■ Information
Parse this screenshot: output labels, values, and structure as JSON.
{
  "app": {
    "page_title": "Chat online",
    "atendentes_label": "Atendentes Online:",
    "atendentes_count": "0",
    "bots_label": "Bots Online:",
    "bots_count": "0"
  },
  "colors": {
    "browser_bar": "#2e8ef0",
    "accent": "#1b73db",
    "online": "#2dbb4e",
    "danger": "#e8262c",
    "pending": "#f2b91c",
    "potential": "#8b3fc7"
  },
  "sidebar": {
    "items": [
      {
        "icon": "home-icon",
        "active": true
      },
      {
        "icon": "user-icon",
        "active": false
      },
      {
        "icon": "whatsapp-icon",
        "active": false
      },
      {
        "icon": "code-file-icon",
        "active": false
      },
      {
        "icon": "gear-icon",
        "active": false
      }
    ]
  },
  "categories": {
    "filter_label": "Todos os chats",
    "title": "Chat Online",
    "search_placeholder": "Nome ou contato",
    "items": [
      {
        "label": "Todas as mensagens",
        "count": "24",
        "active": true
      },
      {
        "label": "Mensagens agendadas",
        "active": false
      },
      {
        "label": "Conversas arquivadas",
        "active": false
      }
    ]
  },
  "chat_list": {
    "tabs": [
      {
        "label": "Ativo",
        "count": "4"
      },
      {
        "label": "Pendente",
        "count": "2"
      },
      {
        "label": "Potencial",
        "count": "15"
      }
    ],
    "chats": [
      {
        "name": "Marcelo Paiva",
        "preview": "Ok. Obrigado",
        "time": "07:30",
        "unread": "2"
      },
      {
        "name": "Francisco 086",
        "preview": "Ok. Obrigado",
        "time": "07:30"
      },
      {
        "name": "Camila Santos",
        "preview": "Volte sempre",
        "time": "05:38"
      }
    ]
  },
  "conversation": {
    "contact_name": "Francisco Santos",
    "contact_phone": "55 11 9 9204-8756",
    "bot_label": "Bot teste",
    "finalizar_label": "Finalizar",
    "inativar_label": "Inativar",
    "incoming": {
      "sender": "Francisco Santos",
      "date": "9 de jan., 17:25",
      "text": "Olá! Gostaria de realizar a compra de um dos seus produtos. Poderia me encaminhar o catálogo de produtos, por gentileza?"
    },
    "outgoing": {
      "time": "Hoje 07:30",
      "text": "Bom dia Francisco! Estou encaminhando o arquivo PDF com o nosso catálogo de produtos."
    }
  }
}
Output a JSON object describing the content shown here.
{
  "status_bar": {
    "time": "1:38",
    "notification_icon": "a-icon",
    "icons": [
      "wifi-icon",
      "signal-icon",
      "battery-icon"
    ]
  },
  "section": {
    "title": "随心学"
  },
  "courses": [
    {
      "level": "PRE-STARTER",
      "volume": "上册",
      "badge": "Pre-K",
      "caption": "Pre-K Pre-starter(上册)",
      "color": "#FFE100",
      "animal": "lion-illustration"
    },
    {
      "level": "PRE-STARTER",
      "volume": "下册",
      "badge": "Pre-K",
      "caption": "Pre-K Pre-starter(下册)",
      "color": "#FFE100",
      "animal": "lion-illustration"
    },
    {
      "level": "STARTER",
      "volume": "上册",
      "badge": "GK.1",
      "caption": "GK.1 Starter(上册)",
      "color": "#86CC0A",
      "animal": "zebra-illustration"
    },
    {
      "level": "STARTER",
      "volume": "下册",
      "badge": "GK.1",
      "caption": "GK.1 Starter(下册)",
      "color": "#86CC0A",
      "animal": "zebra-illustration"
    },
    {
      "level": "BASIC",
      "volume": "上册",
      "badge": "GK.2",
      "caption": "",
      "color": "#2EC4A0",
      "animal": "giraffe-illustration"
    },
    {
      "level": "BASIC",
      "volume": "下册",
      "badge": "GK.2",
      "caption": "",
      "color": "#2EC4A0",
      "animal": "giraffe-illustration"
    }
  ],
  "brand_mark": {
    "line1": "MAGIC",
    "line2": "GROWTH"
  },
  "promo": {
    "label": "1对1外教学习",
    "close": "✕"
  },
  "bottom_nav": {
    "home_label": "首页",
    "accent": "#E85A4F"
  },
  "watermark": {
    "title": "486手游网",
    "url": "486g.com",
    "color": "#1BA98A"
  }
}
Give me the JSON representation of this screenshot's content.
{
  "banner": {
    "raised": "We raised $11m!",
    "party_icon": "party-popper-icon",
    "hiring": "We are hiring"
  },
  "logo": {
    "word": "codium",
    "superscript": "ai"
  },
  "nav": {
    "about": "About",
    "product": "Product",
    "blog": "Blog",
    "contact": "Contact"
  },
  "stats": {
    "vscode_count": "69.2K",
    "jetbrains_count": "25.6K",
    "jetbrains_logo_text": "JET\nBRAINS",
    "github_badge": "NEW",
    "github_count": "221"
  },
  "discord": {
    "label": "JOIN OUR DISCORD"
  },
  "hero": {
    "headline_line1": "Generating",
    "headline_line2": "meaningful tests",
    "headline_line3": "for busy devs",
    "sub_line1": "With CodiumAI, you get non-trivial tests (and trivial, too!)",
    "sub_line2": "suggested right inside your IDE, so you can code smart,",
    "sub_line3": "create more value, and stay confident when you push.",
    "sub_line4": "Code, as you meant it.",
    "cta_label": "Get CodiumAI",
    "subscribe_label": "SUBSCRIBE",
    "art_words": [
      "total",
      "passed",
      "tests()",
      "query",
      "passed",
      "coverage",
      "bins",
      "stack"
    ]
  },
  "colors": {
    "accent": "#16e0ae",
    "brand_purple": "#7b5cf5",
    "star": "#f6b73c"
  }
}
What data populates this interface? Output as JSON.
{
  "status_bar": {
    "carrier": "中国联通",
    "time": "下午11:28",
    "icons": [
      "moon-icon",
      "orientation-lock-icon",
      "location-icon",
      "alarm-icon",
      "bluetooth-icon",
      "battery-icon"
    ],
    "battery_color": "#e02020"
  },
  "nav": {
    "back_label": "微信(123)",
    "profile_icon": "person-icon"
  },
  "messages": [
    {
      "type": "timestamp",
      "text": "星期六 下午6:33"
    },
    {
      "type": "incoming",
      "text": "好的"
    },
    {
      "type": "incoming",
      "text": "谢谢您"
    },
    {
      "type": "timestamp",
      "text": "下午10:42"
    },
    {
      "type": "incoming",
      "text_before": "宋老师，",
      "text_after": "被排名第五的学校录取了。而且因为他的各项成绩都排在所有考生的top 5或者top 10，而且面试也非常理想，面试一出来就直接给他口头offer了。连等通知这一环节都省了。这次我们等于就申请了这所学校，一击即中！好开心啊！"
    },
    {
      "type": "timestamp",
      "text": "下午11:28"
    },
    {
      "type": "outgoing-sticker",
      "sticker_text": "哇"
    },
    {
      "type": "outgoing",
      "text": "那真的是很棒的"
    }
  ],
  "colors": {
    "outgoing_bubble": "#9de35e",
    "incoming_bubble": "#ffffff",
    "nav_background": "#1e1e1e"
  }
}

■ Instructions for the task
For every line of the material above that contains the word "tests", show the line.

■ Worked solution
    "headline_line2": "meaningful tests",
    "sub_line1": "With CodiumAI, you get non-trivial tests (and trivial, too!)",
      "tests()",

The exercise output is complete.